Back in May when he began the game vs Everton, fans still didn’t know what to make of him. He had failed to make an all-important impression during his first couple of games, and if there was a time to set the record straight, now would be the time. He took to the field not knowing what lay ahead of him, – only that a good performance would be needed to revive his chances in the Manchester City squad come next season.
During the course of the game Dzeko managed three shots, with only one on target, and played 28 passes. His passes in the attacking third were matched at a 75% success rate, as well as creating just two chances. Out of the 28 passes he played 14 of them were forward (completing only 8), 7 were square. Over the 90 minutes Dzeko also touched the ball 42 times and embarked on three dribbles – of which only one was a success, and accompanyied that by losing possession of the ball no more than two times. However, in Manchester on City’s opening game this season it was a totally different story.

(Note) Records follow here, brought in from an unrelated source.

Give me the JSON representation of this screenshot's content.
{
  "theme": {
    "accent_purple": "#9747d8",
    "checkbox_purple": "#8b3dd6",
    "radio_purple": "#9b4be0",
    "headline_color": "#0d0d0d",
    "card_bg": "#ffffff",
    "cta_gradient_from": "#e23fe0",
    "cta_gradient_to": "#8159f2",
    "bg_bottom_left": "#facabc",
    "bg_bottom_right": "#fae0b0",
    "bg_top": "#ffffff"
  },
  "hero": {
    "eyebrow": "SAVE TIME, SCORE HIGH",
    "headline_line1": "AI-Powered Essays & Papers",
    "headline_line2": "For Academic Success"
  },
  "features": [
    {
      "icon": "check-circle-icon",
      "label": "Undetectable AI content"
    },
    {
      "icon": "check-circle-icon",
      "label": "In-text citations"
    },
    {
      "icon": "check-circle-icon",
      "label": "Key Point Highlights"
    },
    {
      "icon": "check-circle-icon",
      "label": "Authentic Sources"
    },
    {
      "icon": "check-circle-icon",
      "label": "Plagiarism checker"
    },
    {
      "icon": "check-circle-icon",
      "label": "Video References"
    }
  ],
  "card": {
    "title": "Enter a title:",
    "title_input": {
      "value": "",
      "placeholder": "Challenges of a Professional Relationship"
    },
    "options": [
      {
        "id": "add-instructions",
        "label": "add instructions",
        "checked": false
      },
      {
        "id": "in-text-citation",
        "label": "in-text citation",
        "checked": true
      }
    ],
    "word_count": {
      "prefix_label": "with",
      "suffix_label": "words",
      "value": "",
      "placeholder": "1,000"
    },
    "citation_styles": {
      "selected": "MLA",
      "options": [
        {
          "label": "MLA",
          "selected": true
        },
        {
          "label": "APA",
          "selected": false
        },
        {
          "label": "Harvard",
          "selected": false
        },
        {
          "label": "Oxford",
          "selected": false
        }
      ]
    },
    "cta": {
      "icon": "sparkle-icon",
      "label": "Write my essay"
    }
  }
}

Immediately, we saw an improvement in the Bosnian’s performance as he landed 4 out of his 5 shots on target. He also played 7 more passes than he did at Goodison Park last May, with 21 of the 35 carried out in the final third of the pitch. His creativity on show again as he produced 4 chances for his teammates throughout the game. But perhaps the most startling comparison between the two games was Dzeko’s success with dribbling with the ball, completing 3/4 vs Swansea, compared to 1/3 vs Everton. Dzeko also beefed up his all-round game in City’s opener as he improved upon his crossing, through balls, interceptions, chipped passes, lay-offs and flick-ons which he hadn’t really used to effect that afternoon in May.
I know it’s early days, but if he can maintain these level of performances throughout the season I very well think he could keep out a certain Mr Carlos Tevez of the starting line-up and reestablish himself as a dominant figure in European football.